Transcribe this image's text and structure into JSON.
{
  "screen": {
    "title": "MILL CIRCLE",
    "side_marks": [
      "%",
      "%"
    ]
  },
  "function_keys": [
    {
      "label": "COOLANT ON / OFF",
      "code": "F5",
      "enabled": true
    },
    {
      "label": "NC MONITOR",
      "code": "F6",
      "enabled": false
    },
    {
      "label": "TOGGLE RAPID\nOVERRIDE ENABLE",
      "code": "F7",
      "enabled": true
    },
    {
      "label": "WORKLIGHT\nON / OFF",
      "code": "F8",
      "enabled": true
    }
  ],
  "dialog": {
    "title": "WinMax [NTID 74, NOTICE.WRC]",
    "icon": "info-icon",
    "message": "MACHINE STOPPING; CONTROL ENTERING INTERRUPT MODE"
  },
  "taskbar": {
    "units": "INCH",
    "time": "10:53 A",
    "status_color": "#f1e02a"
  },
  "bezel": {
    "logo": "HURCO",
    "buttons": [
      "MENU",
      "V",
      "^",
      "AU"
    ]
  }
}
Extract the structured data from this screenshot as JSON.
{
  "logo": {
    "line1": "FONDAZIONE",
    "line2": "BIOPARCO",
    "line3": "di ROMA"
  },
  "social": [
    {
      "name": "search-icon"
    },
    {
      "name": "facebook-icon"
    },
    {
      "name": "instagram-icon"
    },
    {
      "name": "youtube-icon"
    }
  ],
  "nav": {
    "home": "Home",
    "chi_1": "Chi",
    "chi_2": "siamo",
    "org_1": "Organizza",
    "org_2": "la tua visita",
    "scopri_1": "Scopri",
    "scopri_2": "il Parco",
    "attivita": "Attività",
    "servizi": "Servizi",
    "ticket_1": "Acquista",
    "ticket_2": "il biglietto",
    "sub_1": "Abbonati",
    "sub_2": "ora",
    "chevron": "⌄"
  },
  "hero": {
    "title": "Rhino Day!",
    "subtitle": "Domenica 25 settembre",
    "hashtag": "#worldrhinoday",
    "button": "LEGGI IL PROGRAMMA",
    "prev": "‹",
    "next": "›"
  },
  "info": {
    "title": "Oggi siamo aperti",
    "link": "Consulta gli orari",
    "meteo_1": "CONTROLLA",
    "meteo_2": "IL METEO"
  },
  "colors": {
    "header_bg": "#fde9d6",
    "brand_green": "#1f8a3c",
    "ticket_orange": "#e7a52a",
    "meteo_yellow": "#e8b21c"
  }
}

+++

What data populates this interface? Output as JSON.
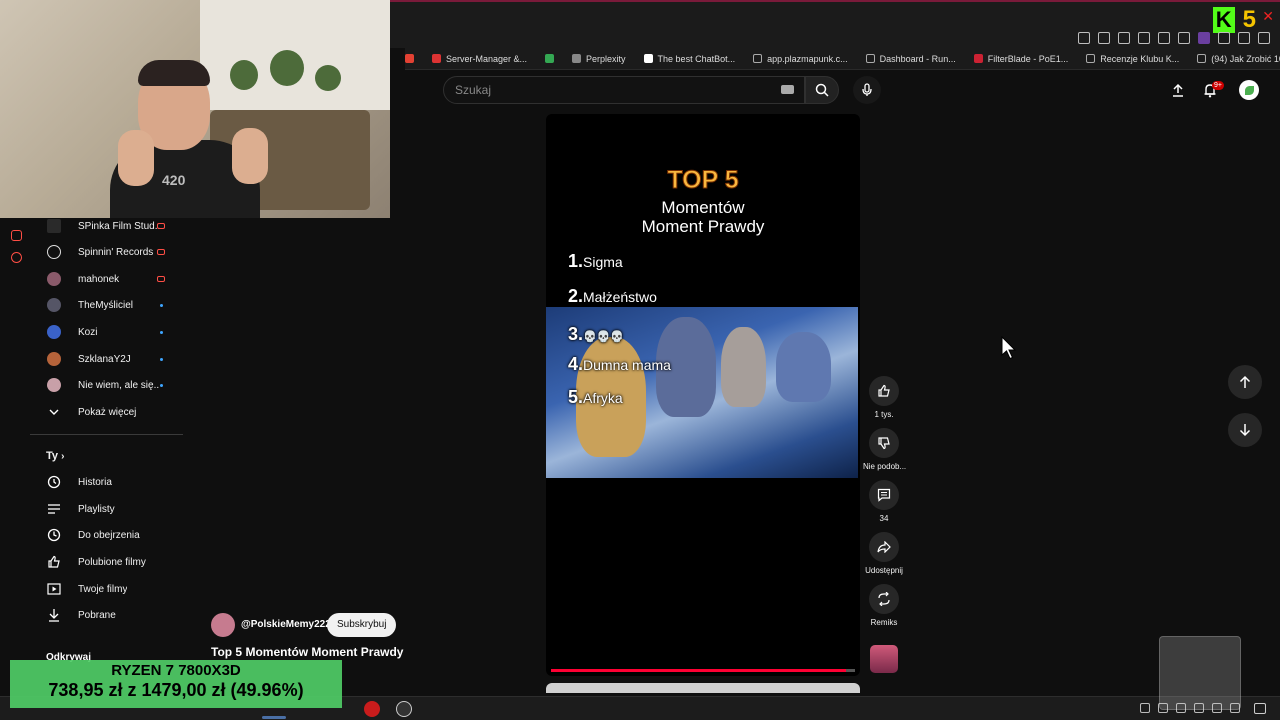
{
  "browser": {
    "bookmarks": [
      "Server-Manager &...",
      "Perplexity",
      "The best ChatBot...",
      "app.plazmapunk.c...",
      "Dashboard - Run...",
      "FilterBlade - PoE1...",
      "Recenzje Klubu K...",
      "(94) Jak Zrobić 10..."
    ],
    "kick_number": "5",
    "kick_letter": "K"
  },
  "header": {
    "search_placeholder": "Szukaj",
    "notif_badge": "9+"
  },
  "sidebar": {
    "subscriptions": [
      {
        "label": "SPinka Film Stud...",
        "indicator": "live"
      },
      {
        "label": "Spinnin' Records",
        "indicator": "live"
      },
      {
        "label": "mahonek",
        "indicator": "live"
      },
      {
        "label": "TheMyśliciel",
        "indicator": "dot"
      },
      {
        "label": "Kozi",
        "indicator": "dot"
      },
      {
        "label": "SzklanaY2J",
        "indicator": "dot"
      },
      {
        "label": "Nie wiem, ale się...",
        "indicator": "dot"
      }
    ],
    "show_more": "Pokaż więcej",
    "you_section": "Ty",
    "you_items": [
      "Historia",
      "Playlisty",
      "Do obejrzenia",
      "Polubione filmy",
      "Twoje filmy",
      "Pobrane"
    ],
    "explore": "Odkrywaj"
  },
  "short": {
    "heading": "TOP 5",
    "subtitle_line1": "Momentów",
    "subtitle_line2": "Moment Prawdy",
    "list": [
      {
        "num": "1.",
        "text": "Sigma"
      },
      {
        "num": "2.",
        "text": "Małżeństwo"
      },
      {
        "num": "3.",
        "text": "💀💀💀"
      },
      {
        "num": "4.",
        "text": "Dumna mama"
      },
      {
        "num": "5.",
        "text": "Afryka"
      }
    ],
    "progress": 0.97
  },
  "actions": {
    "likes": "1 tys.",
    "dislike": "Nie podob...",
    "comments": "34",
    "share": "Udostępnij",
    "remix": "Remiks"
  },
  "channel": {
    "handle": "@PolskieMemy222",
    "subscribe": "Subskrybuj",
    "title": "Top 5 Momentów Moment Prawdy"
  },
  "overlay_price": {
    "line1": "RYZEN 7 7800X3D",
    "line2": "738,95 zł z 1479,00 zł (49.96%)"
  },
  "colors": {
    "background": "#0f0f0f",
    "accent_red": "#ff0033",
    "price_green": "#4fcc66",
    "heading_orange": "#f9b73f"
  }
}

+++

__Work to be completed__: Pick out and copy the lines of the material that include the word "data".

__Output for this exercise__:
Extract the structured data from this screenshot as JSON.
What data populates this interface? Output as JSON.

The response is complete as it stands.